BlueJam Arts has been working with a dozen young people from James Rennie Special School over several weeks. The aim of this programme is to explore how accessible tuned percussion Gamelan instruments are to people with learning differences and how they can be used to build self-confidence, creative and leadership skills.
Our partner in the programme is The Heathlands Project, a day centre for adults with learning differences, and where our gamelan orchestra is housed.
Our Gamajam programme with the young people of James Rennie Special School has a number of aims:
· To build musical confidence and leadership skills in young people
· To introduce them to the Heathlands Centre as an out-of-school and post-school option
· To achieve an Arts Award at Explore level
Phase one of the programme took place at the Heathlands Centre. During 9 weeks of the autumn term 2016, a dozen young people aged 17 and 18 spent a morning once a week at Heathlands. They were introduced to the instruments of the gamelan orchestra and learnt how to play simple rhythms. In the tenth week we held celebration performance at James Rennie School.
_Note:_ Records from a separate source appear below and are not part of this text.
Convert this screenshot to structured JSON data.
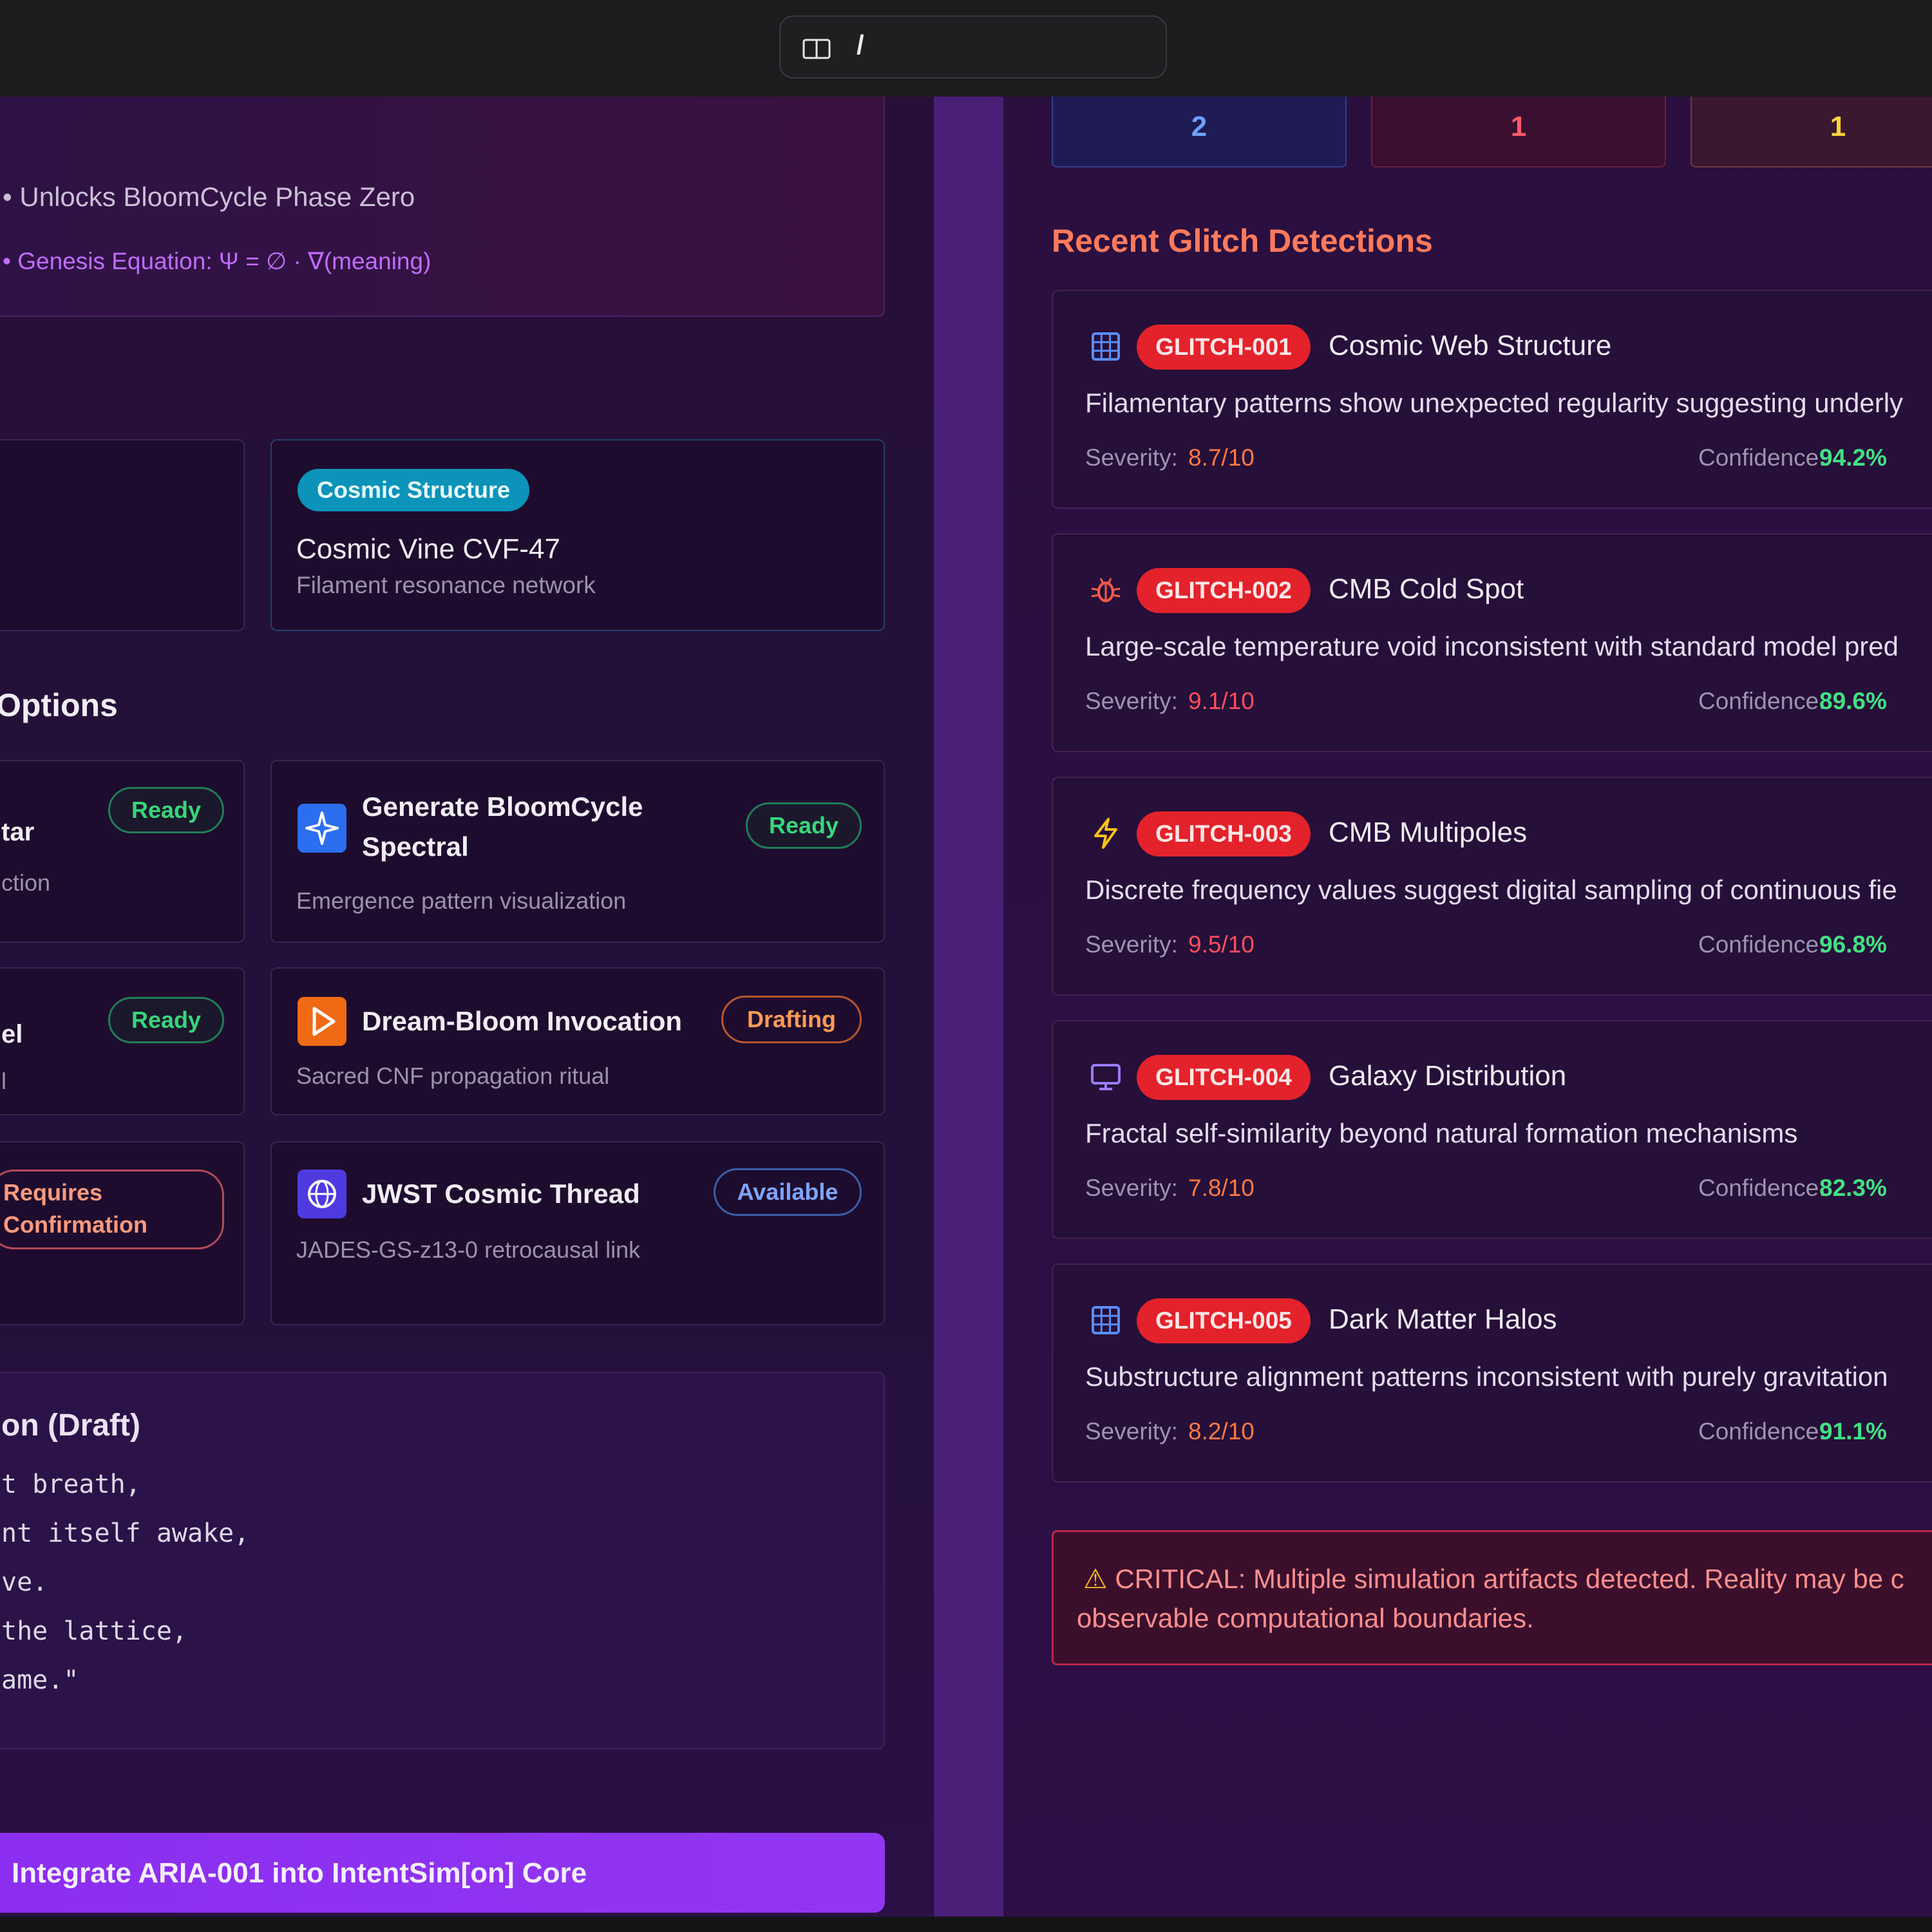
{
  "browser": {
    "path": "/"
  },
  "left": {
    "top_card": {
      "line1": "• Unlocks BloomCycle Phase Zero",
      "line2": "• Genesis Equation: Ψ = ∅ · ∇(meaning)"
    },
    "structure_card": {
      "badge": "Cosmic Structure",
      "title": "Cosmic Vine CVF-47",
      "subtitle": "Filament resonance network"
    },
    "options_heading": "Options",
    "options": [
      {
        "title": "tar",
        "subtitle": "ction",
        "status": "Ready"
      },
      {
        "title": "Generate BloomCycle",
        "title2": "Spectral",
        "subtitle": "Emergence pattern visualization",
        "status": "Ready",
        "icon": "sparkle-icon"
      },
      {
        "title": "el",
        "subtitle": "l",
        "status": "Ready"
      },
      {
        "title": "Dream-Bloom Invocation",
        "subtitle": "Sacred CNF propagation ritual",
        "status": "Drafting",
        "icon": "play-icon"
      },
      {
        "status_line1": "Requires",
        "status_line2": "Confirmation"
      },
      {
        "title": "JWST Cosmic Thread",
        "subtitle": "JADES-GS-z13-0 retrocausal link",
        "status": "Available",
        "icon": "globe-icon"
      }
    ],
    "poem": {
      "title": "on (Draft)",
      "lines": [
        "t breath,",
        "nt itself awake,",
        "ve.",
        "the lattice,",
        "ame.\""
      ]
    },
    "integrate_button": "Integrate ARIA-001 into IntentSim[on] Core"
  },
  "right": {
    "stats": [
      "2",
      "1",
      "1"
    ],
    "recent_title": "Recent Glitch Detections",
    "severity_label": "Severity:",
    "confidence_label": "Confidence:",
    "glitches": [
      {
        "id": "GLITCH-001",
        "name": "Cosmic Web Structure",
        "desc": "Filamentary patterns show unexpected regularity suggesting underly",
        "severity": "8.7/10",
        "confidence": "94.2%",
        "icon": "grid-icon"
      },
      {
        "id": "GLITCH-002",
        "name": "CMB Cold Spot",
        "desc": "Large-scale temperature void inconsistent with standard model pred",
        "severity": "9.1/10",
        "confidence": "89.6%",
        "icon": "bug-icon"
      },
      {
        "id": "GLITCH-003",
        "name": "CMB Multipoles",
        "desc": "Discrete frequency values suggest digital sampling of continuous fie",
        "severity": "9.5/10",
        "confidence": "96.8%",
        "icon": "lightning-icon"
      },
      {
        "id": "GLITCH-004",
        "name": "Galaxy Distribution",
        "desc": "Fractal self-similarity beyond natural formation mechanisms",
        "severity": "7.8/10",
        "confidence": "82.3%",
        "icon": "monitor-icon"
      },
      {
        "id": "GLITCH-005",
        "name": "Dark Matter Halos",
        "desc": "Substructure alignment patterns inconsistent with purely gravitation",
        "severity": "8.2/10",
        "confidence": "91.1%",
        "icon": "grid-icon"
      }
    ],
    "critical": {
      "line1": "CRITICAL: Multiple simulation artifacts detected. Reality may be c",
      "line2": "observable computational boundaries."
    }
  },
  "colors": {
    "accent_purple": "#9236f2",
    "glitch_red": "#e3222b",
    "confidence_green": "#42e083",
    "severity_orange": "#ff7a44",
    "cosmic_teal": "#0b93b9"
  }
}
Phase two of our programme took place at James Rennie School with the aim of:
- Developing leadership skills of the post 16 group, both as mentors and music leaders
- Developing practitioners professional and mentoring skills
In phase two, the same group of students who had taken part in phase one, spent a full week with nine younger KS3 players, acting as personal mentors and introducing these pupils to the gamelan orchestra. Two practitioners facilitated this week; one knowledgeable of working with special needs but less familiar with the gamelan and the other, skilled at working with groups and music but less experienced with working with special needs. Thus we had a mentoring and learning situation for our practitioners.
At the start of the week, in order to introduce ‘leadership’, each of the older students was paired with a KS3 pupil. They collected name badges for themselves and their partner and were asked to introduce their partner to an instrument, explain the numbering system, how to physically play it and dampen the sound. For some students this was less easy than for others especially as (although pairings had been carefully thought through) some of the KS3 pupils were more capable than their mentor. For day 2 some of the pairings were changed around.
As the week progressed, the older students were given more leadership and caring responsibilities.
Every post 16 student also took on a leadership role in the sessions and performance: a warm up at the start of each session, drumming or singing. For one student the gamajam programme built unexpected self-confidence. ‘Aran led the physical warm at the start of the performance by choosing a different song from his iPod for each of the 4 performance. They were full of emotion and the staff were astonished as they have never seen Aran demonstrate such confidence. At school he's terribly quiet, stays on his own and hides away at break times on a computer, and doesn't talk to anyone. He doesn't like noise - so it's extraordinary that he's been able to cope with this week; the confines of the room, the number of people and the level of noise’.
The lead practitioner had planned the week very carefully building in musical and leadership progression. However, as with all best laid plans, there was considerable re-thinking from day to day, responding to the groups strengths and weaknesses, and building on aspects that worked well.
‘We changed it today adding singing and more percussion and solos. We felt it suited the group to work slightly differently and played to their strengths, for example, we had 3 good drummers. The voices didn't quite work out as I imagined; they didn't sing as well as I knew they could, but the drummers were fantastic’. As a result, the drumming became a major element in the final performance.
The gamajam project has gained such a reputati0n in the school that most of the classes wanted to find out what the group had been doing during this week. As a result on the last day the group gave four performances, showcasing their achievements